The European Parliament adopted a resolution on Belarus on Wednesday, including a paragraph on Hungarian Foreign Minister Péter Szijjártó's recent trip to Minsk.  The resolution underlines the importance of strengthening EU unity concerning Belarus, including the diplomatic isolation of the current regime. 

They condemn any actions, including "high-ranking visits to the de facto authorities in Minsk, which could cast doubt on the Union’s unequivocal non-recognition of the Lukashenka regime". The EP "deplores the 13 February 2023 visit to Minsk by the Hungarian Foreign Minister Péter Szijjártó, which contradicts the EU policy on Belarus and Russia’s war of aggression against Ukraine, and disapproves of the continuing issuance by some Member States of Schengen visas to individuals close to Aliaksandr Lukashenka". 

During his visit to Minsk, Szijjarto said:  "It is clear that after you report that I was here today to discuss the importance of peace with my Belarusian counterpart, I will be attacked by many. My fellow politicians in the West, and the international liberal media, will all say how bad that I was here today and that I had talks with my Belarusian colleague. I want to say one thing in response: The Hungarian position has always been clear: the channels of communication must be kept open".
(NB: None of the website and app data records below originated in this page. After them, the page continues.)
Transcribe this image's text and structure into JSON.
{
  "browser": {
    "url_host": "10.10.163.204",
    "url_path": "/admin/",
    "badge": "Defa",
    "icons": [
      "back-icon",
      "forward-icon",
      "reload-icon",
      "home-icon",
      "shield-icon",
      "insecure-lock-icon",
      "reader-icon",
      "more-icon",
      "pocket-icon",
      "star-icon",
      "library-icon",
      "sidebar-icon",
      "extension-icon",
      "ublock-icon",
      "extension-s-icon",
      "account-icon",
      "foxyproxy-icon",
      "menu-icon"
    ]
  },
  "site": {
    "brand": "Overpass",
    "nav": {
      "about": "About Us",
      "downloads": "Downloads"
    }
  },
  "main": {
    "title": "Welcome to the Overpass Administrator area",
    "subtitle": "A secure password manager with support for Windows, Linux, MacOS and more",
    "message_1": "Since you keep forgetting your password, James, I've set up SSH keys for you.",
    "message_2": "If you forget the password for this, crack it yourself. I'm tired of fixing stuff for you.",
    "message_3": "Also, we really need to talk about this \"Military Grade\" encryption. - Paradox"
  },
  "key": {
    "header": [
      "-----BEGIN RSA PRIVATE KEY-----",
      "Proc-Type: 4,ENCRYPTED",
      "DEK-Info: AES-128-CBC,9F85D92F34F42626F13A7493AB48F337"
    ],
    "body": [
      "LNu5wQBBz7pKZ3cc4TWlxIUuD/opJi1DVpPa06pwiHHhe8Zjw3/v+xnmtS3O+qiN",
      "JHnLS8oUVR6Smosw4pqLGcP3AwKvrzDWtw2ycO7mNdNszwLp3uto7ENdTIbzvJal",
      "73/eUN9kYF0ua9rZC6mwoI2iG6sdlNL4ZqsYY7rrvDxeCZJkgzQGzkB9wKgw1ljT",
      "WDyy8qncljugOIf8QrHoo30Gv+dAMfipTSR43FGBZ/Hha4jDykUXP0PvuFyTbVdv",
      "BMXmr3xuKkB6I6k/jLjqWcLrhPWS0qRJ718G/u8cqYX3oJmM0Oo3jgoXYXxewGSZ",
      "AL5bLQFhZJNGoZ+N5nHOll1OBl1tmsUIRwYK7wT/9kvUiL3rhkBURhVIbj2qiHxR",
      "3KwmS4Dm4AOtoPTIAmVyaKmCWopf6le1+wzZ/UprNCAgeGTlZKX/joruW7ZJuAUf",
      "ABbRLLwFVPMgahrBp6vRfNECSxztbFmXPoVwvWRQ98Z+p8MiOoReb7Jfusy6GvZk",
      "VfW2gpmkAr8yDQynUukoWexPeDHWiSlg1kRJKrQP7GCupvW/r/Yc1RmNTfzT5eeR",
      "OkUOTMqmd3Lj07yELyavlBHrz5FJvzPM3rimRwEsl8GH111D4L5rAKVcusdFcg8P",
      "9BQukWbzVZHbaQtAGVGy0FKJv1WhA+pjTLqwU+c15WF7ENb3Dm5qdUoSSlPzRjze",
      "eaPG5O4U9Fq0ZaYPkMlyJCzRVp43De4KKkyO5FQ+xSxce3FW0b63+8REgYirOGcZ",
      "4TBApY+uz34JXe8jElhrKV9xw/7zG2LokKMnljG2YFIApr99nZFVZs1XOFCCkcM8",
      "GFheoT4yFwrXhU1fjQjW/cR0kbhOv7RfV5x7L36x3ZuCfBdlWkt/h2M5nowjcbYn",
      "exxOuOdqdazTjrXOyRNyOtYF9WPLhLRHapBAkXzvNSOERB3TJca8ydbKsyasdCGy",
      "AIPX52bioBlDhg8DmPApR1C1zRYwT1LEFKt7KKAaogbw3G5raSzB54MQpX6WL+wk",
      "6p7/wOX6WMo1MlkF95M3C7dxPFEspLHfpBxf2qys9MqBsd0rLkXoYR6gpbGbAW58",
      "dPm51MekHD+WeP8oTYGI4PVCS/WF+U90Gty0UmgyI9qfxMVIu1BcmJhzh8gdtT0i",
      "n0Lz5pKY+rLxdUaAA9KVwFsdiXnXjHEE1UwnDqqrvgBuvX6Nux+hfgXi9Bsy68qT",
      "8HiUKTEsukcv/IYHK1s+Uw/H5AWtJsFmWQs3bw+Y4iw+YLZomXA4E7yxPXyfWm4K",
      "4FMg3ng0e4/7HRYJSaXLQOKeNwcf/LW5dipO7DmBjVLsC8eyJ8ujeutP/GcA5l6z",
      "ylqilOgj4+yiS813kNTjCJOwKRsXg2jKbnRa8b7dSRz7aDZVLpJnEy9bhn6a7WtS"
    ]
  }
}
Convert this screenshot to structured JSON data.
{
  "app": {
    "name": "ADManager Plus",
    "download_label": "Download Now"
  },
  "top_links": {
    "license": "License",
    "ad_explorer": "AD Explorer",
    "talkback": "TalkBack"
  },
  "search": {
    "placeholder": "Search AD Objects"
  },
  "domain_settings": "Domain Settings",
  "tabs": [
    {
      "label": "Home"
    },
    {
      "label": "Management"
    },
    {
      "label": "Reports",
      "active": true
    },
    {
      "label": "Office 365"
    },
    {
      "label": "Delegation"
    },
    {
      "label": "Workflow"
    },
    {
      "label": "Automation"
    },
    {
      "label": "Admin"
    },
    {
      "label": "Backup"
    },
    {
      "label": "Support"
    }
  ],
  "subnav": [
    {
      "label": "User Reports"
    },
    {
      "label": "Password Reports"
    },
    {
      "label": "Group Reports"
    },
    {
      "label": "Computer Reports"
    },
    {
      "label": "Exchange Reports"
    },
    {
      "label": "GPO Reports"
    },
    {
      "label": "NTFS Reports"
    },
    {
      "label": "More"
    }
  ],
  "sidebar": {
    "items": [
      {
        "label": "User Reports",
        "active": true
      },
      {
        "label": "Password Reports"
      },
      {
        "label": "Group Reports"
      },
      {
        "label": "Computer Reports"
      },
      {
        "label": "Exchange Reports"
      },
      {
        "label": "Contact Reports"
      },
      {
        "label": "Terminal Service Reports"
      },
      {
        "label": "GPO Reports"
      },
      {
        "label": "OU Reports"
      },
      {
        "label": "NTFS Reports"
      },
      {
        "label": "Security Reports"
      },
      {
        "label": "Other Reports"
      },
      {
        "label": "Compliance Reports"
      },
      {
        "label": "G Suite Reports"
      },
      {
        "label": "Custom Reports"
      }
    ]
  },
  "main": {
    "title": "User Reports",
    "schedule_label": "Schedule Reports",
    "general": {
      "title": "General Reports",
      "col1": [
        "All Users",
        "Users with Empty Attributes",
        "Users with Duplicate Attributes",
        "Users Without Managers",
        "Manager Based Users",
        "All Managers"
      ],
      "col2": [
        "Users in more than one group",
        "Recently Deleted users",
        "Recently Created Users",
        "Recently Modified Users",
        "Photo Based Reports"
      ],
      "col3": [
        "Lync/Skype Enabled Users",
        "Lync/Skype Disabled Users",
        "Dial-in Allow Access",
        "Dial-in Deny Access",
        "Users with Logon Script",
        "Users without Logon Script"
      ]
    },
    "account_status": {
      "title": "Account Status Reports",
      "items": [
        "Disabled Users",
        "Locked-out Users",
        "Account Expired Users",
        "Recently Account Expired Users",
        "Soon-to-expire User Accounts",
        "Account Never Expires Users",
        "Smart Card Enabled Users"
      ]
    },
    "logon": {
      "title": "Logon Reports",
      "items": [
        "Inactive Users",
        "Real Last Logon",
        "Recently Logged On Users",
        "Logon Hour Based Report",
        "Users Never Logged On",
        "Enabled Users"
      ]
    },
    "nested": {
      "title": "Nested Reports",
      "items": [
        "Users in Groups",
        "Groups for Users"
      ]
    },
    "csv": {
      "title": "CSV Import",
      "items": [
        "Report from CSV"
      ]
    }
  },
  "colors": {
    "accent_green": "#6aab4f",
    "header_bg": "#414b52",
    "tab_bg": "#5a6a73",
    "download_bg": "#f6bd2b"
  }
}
“Hungary has reached an important moment in determining its future path,” US Ambassador says

US Ambassador to Hungary David Pressman traveled to Washington, D.C last week to meet Secretary of State Anthony Blinken, senior White House National Security Council officials, and members of the Senate. Following these meetings, Pressman urged the Hungarian government to pivot from Russia in a statement

In his meetings, Pressman discussed the need for 'unequivocal unity and resolve in standing up to Putin', the urgency of accession of Sweden and Finland to NATO, and recent statements made by the leadership of Hungary about the United States, including "uniquely anti-American rhetoric from senior Hungarian officials".

“Hungary has reached an important moment in determining its future path,” the US Ambassador said.  “As Russia’s unjustifiable war rages next door, the time is now for a stronger relationship between Hungary and its Transatlantic Allies and partners.” 

German Ambassador expresses concerns over state of press freedom in Hungary 

German Ambassador to Hungary Julia Gross sat down with Hungarian investigative outlet Atlatszo for an interview in which she voiced concerns over LGBTQ rights and the state of press freedom in the Central European country. 

"Hungary’s so-called Child Protection Act which arguably does a lot less to protect children and a lot more to discriminate against the LGBTQ+ community – does not fall under the [conditionality] mechanism," said Gross.  “This needs to be clearly distinguished,” she said. “But we will monitor developments. What we find very problematic is that issues are being linked that we think have nothing to do with each other – pedophilia on the one hand and the debate about LGBTQI rights and gender issues on the other. They have nothing to do with each other,” she said.

The ambassador has also touched on press freedom. She stressed that free press is a central pillar of any democracy. “The legal framework must guarantee the right of the press to self-determination. It must ensure that all media across the political spectrum have equal access to information and are not hampered in their investigation of causes. All media must have equal access to funding – for example, through advertising costs,” Gross said.

Hungarian government has become one of the strongest backers of Russian 'spy bank', investigative outlet reveals

Leaked documents from Budapest-based International Investment Bank (IIB), which is often referred to as the 'Russian spy bank' revealed that the financial institution is in a 'catastrophic situation because of the war' and that Hungary remained a key ally and support of the majority-owning Russians, VSquare and its partner outlet Direkt 36 reports. 

Documents obtained by the investigative outlet show that the Orban government's officials allegedly tried to help unfreeze funds blocked by the EU and initiated steps to help avoid direct western sanctions “by plotting possible new shareholding structures that would officially keep Russia’s ownership below 50 percent”. 

The report also reveals that Poland, the first country to quit the bank, is still trying to retrieve its money after a similar withdrawal more than two decades ago. The bank unsuccessfully tried to re-enter Poland through the back door, as a previous investigation by Vsquare revealed. "Despite repeated attempts by Poland to recover the €29.15 million debt, it never got its money back," VSquare writes.  “The situation is complicated. We are re-examining the issue to find the best solution, also taking into account recent reports on the bank’s situation,” the Polish Ministry of Finance told the outlet.